Hitler’s Second Book: German Foreign Policy
By Adolf Hitler. Translated, introduced and annotated by Rhodesian scholar Arthur Kemp. Often called Hitler’s “Secret Book,” this is the only full-length, completely unedited and correctly translated text of Hitler’s second book, written to explain National Socialist foreign policy.
Dictated in 1928 to Max Annan, head of the NSDAP’s publishing house, the unedited and draft manuscript, provisionally titled Deutsche Aussenpolitik but later more commonly known as “Hitler’s Second Book,” was never published in Hitler’s lifetime.
Originally written as a propaganda recruitment tool designed to generate support for the NSDAP at the time of what he saw as an artificial crisis in German nationalist circles over the Italian occupation of South Tyrol, Hitler’s second book is of necessity dated with regard to some time-specific events.
Nonetheless, it contains much more than just a discussion of the South Tyrol issue. Within these pages, the reader will find the philosophical principles that underwrote National Socialist domestic and foreign policy, and a large number of astonishingly accurate and prescient foresights into many pressing international issues that still occupy the world stage in the 21st century.
Read Hitler’s predictions on:
- The economic, social and racial problems posed by European unification;
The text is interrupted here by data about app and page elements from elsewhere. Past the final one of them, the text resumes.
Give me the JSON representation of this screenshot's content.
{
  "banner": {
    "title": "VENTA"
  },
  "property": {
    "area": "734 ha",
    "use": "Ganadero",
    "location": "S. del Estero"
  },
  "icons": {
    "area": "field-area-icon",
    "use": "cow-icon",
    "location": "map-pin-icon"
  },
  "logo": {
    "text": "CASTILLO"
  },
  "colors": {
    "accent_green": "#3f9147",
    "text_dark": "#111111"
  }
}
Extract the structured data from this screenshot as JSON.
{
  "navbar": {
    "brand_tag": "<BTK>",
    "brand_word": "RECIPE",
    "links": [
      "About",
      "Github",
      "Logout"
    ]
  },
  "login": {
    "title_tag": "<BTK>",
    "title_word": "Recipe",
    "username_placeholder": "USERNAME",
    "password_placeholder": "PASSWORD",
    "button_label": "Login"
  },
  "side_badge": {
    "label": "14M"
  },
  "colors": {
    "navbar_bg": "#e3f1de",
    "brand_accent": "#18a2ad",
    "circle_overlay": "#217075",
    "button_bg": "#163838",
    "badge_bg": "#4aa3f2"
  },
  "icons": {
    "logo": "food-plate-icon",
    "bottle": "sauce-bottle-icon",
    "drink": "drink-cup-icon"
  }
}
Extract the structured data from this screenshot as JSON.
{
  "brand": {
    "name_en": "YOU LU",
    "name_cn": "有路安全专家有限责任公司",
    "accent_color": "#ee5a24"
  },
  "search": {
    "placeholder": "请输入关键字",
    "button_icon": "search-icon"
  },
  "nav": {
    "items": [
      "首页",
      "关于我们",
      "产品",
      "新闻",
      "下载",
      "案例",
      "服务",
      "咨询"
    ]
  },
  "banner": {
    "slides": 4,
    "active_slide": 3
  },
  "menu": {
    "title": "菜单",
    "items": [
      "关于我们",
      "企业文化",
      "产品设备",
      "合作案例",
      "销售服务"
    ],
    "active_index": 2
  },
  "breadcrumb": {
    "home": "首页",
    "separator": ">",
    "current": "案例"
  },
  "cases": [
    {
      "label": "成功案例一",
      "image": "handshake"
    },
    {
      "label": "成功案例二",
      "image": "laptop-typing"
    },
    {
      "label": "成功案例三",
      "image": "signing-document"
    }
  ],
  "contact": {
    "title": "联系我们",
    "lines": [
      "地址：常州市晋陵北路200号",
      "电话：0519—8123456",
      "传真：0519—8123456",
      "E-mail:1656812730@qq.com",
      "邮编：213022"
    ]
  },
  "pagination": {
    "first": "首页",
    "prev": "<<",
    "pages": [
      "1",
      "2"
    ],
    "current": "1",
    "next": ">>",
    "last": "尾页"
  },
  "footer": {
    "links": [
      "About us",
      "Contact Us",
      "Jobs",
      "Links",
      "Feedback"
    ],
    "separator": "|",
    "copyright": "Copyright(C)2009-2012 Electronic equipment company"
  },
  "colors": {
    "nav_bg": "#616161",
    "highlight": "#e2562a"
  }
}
- American immigration policy and its racial meaning;
- The need to temper foreign policy with political and financial realism;
- The threat posed by modern air warfare;
- The possibility that the Jewish Com- munists would lose power in the Soviet Union;
- The racial values that underpinned the British empire;
- The negative influence of birth control upon European population growth;
- The eugenic danger of war in general;
- The threat that outsourcing to the Far East poses to Western economies; and
- The role of International Jewry in influencing world affairs and inciting conflict, among many other topics.
The philosophical principles that Hitler endorsed—that victory goes to the strong and the brave, and that the meek shall inherit nothing—were equally applicable to both domestic and foreign policy, two areas which he saw as inseparably interlinked. Hitler said:
“In general freedom is preserved neither by begging nor by cheating. And also not by work and industry, but exclusively by struggle, and, indeed, by one’s own struggle.
“This accumulated hatred was discharged in the typically bourgeois-national fulmination and battle cry: ‘God punish England.’ Since God is just as much on the side of the stronger and the more determined, as well as preferably on the side of those who are cleverer, He manifestly refused to inflict this punishment.
“For this Earth is not allotted to anyone, nor is it presented to anyone as a gift. It is awarded by Providence to people who in their hearts have the courage to take possession of conquering it, the strength to preserve it, and the industry to put it to the plow.”
This edition contains the full text, translated from the German original, and includes the article, “How America Entered the War”—to which Hitler referred in the book and intended to add to the manuscript as an appendix. Also contains a full index.
Softcover, 200 pages, indexed